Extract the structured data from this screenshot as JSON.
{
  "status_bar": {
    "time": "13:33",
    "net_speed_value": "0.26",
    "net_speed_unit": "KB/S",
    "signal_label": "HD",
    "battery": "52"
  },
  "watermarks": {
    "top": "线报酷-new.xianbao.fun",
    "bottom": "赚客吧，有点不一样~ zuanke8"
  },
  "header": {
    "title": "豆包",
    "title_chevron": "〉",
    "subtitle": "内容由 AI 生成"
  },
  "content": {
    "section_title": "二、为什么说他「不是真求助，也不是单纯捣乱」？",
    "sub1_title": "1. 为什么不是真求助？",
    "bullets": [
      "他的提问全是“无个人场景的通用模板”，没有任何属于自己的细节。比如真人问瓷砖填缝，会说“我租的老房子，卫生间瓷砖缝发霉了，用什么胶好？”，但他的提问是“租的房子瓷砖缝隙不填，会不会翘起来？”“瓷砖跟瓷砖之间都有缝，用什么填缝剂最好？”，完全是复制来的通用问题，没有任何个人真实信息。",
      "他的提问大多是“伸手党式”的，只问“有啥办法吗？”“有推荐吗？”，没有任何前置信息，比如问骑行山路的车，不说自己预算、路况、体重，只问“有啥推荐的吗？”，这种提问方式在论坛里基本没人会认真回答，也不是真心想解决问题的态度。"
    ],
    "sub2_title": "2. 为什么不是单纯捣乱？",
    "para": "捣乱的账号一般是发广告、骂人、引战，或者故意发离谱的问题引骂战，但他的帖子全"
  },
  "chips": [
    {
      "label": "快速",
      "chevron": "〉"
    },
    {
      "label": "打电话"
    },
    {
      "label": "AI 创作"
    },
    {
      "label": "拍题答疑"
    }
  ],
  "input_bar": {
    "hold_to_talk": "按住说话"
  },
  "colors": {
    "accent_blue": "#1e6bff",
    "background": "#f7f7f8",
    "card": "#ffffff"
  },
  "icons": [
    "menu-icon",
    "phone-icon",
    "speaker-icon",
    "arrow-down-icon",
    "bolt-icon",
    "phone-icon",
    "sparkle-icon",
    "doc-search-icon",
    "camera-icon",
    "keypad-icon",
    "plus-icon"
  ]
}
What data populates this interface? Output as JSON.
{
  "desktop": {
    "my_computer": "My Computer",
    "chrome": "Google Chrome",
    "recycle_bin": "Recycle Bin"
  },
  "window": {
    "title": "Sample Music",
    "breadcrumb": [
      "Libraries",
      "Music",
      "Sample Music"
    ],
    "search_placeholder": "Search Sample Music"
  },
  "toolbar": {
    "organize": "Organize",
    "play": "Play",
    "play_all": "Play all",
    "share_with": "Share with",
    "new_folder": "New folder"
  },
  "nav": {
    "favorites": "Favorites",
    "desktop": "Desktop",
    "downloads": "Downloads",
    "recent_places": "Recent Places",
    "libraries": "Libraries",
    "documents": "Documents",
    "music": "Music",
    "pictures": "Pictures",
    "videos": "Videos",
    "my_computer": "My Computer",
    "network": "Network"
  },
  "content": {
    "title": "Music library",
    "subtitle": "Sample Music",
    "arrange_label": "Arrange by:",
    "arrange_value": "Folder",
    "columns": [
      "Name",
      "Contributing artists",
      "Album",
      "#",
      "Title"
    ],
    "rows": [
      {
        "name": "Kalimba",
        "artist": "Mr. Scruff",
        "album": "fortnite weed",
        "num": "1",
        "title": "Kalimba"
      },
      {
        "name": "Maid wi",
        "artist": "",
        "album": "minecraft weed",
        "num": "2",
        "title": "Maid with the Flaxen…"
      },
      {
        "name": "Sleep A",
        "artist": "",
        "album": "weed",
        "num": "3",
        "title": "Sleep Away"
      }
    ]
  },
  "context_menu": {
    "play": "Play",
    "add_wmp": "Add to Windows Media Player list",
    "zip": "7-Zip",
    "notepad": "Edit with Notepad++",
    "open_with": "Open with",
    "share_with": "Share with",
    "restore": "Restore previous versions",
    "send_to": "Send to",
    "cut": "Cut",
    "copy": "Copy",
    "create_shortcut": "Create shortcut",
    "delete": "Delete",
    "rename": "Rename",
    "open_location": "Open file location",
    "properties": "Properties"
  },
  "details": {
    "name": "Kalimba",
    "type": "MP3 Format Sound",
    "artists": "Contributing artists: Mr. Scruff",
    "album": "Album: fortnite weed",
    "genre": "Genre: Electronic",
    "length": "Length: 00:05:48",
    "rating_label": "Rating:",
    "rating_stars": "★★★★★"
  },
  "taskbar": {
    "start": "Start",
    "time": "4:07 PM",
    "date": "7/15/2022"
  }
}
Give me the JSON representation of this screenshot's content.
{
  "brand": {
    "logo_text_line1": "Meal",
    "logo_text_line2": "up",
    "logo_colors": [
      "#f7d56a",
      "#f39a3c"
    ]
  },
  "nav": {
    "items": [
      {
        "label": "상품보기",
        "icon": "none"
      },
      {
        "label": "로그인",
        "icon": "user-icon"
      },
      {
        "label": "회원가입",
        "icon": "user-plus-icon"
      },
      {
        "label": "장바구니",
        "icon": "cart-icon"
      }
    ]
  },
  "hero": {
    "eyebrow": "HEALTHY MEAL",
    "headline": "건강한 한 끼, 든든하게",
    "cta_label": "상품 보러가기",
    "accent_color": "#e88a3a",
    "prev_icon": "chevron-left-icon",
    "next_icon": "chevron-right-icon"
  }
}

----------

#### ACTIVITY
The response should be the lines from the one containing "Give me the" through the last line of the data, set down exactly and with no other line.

#### FINISHED TASK
Give me the JSON representation of this screenshot's content.
{
  "brand": {
    "logo_text_line1": "Meal",
    "logo_text_line2": "up",
    "logo_colors": [
      "#f7d56a",
      "#f39a3c"
    ]
  },
  "nav": {
    "items": [
      {
        "label": "상품보기",
        "icon": "none"
      },
      {
        "label": "로그인",
        "icon": "user-icon"
      },
      {
        "label": "회원가입",
        "icon": "user-plus-icon"
      },
      {
        "label": "장바구니",
        "icon": "cart-icon"
      }
    ]
  },
  "hero": {
    "eyebrow": "HEALTHY MEAL",
    "headline": "건강한 한 끼, 든든하게",
    "cta_label": "상품 보러가기",
    "accent_color": "#e88a3a",
    "prev_icon": "chevron-left-icon",
    "next_icon": "chevron-right-icon"
  }
}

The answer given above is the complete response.